*Work instructions:* All lines below containing the string "session" are to be copied.

*Recorded information:*
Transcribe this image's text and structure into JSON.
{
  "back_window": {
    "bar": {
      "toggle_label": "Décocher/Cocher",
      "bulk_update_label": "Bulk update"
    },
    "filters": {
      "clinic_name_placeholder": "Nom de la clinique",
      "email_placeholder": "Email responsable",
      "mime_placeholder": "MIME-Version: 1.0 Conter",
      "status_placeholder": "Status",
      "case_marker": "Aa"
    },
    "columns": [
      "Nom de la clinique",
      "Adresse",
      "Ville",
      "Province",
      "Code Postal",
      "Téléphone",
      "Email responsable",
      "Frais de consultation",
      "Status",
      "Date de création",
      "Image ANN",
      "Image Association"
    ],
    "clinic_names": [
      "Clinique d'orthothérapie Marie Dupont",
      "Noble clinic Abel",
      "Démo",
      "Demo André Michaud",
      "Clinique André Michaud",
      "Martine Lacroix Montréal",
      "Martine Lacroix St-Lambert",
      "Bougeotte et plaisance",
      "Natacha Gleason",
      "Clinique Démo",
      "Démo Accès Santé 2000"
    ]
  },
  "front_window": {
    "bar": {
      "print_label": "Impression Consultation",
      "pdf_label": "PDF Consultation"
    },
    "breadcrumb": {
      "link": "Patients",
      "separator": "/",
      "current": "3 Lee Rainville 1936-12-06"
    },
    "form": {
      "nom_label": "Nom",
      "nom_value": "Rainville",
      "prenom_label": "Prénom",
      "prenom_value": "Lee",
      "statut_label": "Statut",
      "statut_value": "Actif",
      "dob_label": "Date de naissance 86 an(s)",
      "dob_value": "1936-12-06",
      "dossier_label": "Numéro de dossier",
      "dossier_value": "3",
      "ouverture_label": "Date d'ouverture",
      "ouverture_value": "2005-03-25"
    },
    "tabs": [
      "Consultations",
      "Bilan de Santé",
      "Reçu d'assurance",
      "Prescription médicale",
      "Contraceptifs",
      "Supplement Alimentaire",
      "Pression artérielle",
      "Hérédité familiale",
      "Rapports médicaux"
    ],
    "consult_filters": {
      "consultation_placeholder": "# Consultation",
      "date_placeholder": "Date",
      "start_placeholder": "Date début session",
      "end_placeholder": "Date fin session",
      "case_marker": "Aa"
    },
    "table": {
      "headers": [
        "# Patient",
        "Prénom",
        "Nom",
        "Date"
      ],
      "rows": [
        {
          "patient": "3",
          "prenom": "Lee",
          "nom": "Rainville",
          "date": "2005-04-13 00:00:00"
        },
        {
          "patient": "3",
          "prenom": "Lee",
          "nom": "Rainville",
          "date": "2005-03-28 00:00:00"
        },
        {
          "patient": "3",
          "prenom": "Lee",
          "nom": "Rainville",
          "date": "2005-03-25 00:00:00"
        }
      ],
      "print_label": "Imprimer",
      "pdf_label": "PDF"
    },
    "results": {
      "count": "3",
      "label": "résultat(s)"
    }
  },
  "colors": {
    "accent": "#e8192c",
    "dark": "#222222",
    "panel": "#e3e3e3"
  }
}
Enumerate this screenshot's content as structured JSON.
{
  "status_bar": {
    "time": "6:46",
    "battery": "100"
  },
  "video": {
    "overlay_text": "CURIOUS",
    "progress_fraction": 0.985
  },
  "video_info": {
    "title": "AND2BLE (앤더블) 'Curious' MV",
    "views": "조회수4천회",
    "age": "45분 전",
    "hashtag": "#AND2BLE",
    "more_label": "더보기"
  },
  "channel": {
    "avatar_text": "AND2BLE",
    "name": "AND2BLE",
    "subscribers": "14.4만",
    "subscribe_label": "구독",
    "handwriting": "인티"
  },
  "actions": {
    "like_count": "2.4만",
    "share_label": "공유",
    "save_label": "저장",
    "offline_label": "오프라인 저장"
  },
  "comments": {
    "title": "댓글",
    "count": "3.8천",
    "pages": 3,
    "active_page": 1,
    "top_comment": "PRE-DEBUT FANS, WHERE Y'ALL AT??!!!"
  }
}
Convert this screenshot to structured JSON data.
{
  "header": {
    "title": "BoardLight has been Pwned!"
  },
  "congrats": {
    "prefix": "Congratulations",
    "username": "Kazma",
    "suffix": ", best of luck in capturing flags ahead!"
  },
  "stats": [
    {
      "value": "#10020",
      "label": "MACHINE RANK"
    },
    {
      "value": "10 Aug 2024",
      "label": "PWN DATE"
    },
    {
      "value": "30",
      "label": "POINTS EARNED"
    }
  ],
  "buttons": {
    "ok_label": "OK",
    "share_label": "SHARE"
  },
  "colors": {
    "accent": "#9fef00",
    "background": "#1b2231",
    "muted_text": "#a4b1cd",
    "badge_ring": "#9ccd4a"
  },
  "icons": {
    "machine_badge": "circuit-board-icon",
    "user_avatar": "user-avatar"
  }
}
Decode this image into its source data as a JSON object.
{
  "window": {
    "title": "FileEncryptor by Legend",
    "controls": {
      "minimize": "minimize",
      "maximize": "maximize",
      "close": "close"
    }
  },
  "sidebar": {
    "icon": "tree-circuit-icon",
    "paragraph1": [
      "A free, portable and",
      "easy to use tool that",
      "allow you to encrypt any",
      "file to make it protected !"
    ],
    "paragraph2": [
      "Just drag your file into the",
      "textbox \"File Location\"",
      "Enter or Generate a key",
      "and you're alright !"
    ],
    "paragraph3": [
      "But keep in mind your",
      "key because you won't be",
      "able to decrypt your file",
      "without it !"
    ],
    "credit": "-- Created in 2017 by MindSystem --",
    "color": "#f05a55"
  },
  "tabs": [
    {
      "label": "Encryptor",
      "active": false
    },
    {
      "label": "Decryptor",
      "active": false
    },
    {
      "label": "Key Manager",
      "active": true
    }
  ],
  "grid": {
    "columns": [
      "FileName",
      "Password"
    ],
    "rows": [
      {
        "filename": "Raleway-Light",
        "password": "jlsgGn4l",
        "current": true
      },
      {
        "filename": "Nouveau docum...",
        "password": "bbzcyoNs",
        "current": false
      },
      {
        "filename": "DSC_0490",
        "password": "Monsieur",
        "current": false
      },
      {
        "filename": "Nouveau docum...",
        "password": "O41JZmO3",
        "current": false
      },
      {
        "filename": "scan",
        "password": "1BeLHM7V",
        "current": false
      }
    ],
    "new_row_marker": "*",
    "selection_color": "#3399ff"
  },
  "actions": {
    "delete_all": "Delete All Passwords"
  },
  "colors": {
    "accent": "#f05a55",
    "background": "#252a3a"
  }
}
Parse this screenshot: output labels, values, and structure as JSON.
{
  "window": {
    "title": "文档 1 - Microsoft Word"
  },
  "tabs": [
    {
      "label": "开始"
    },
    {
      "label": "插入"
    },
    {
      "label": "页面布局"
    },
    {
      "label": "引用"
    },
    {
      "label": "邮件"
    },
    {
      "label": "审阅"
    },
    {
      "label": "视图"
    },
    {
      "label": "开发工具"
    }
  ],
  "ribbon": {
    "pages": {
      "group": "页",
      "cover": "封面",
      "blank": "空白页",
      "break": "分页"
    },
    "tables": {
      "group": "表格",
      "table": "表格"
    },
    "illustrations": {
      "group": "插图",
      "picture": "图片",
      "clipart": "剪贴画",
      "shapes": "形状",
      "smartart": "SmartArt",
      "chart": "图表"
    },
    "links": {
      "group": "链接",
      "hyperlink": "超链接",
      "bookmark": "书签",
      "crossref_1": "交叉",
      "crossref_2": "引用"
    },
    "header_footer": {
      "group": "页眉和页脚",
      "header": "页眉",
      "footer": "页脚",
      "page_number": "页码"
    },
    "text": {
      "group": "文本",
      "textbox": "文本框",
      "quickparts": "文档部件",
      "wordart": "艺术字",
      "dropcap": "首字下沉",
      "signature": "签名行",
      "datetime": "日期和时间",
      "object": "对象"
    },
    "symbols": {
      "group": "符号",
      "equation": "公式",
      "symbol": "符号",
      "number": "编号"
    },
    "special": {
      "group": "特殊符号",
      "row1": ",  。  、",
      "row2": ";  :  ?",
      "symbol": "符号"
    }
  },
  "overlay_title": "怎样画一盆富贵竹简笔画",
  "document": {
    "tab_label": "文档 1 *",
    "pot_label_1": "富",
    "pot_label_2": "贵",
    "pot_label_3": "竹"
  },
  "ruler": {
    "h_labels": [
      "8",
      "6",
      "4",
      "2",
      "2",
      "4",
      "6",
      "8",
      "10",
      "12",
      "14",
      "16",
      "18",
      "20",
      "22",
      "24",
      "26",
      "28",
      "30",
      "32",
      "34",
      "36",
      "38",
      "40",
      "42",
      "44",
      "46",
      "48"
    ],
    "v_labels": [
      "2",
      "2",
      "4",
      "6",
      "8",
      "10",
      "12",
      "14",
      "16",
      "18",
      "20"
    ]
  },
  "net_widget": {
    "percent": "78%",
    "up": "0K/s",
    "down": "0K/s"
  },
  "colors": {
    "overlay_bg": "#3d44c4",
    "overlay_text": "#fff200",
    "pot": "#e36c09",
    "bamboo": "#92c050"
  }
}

*Exercise solution:*
      "start_placeholder": "Date début session",
      "end_placeholder": "Date fin session",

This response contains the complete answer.